▶ Task instructions
Write out the line with "Output a JSON" and each line after it to the end of the material, exactly as they appear and with nothing else.
=== Begin Enclosure ===
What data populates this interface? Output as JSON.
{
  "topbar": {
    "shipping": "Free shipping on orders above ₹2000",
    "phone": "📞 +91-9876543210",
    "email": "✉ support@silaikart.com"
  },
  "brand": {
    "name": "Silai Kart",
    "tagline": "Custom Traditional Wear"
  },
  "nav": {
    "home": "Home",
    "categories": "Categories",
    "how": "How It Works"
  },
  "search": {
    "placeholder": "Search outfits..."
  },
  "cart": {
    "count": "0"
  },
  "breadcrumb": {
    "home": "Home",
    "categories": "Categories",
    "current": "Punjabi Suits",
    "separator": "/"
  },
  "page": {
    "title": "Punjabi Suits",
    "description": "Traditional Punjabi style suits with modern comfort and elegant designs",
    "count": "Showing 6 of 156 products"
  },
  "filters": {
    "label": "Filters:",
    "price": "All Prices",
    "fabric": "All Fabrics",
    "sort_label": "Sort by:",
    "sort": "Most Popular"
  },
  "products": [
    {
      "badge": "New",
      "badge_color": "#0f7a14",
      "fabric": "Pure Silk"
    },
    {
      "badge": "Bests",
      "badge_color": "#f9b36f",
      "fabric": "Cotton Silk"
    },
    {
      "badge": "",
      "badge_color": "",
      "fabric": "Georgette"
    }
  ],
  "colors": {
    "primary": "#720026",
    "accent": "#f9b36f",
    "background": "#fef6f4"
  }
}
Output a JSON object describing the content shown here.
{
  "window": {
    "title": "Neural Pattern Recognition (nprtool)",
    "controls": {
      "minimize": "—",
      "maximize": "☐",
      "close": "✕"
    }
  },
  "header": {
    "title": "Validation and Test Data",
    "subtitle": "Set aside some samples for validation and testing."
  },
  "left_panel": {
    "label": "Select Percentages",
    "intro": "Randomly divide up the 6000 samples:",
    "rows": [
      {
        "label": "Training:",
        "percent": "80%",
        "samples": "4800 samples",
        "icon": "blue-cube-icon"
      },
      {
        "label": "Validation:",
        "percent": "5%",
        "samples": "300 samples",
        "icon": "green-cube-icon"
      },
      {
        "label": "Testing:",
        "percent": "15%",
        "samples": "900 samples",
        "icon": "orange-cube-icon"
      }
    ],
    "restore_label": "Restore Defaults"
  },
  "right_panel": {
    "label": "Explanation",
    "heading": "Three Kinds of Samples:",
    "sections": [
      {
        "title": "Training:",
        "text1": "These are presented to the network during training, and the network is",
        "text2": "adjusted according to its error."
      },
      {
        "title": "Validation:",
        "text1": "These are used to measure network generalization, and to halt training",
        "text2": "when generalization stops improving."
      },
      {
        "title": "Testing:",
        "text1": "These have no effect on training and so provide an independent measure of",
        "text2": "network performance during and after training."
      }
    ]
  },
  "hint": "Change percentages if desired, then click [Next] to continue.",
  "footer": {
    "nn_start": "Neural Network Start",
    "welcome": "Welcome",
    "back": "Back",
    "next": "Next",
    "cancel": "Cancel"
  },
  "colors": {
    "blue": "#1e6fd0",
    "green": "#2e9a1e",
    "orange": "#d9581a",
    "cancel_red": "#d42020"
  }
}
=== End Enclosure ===
▶ Expected output
Output a JSON object describing the content shown here.
{
  "window": {
    "title": "Neural Pattern Recognition (nprtool)",
    "controls": {
      "minimize": "—",
      "maximize": "☐",
      "close": "✕"
    }
  },
  "header": {
    "title": "Validation and Test Data",
    "subtitle": "Set aside some samples for validation and testing."
  },
  "left_panel": {
    "label": "Select Percentages",
    "intro": "Randomly divide up the 6000 samples:",
    "rows": [
      {
        "label": "Training:",
        "percent": "80%",
        "samples": "4800 samples",
        "icon": "blue-cube-icon"
      },
      {
        "label": "Validation:",
        "percent": "5%",
        "samples": "300 samples",
        "icon": "green-cube-icon"
      },
      {
        "label": "Testing:",
        "percent": "15%",
        "samples": "900 samples",
        "icon": "orange-cube-icon"
      }
    ],
    "restore_label": "Restore Defaults"
  },
  "right_panel": {
    "label": "Explanation",
    "heading": "Three Kinds of Samples:",
    "sections": [
      {
        "title": "Training:",
        "text1": "These are presented to the network during training, and the network is",
        "text2": "adjusted according to its error."
      },
      {
        "title": "Validation:",
        "text1": "These are used to measure network generalization, and to halt training",
        "text2": "when generalization stops improving."
      },
      {
        "title": "Testing:",
        "text1": "These have no effect on training and so provide an independent measure of",
        "text2": "network performance during and after training."
      }
    ]
  },
  "hint": "Change percentages if desired, then click [Next] to continue.",
  "footer": {
    "nn_start": "Neural Network Start",
    "welcome": "Welcome",
    "back": "Back",
    "next": "Next",
    "cancel": "Cancel"
  },
  "colors": {
    "blue": "#1e6fd0",
    "green": "#2e9a1e",
    "orange": "#d9581a",
    "cancel_red": "#d42020"
  }
}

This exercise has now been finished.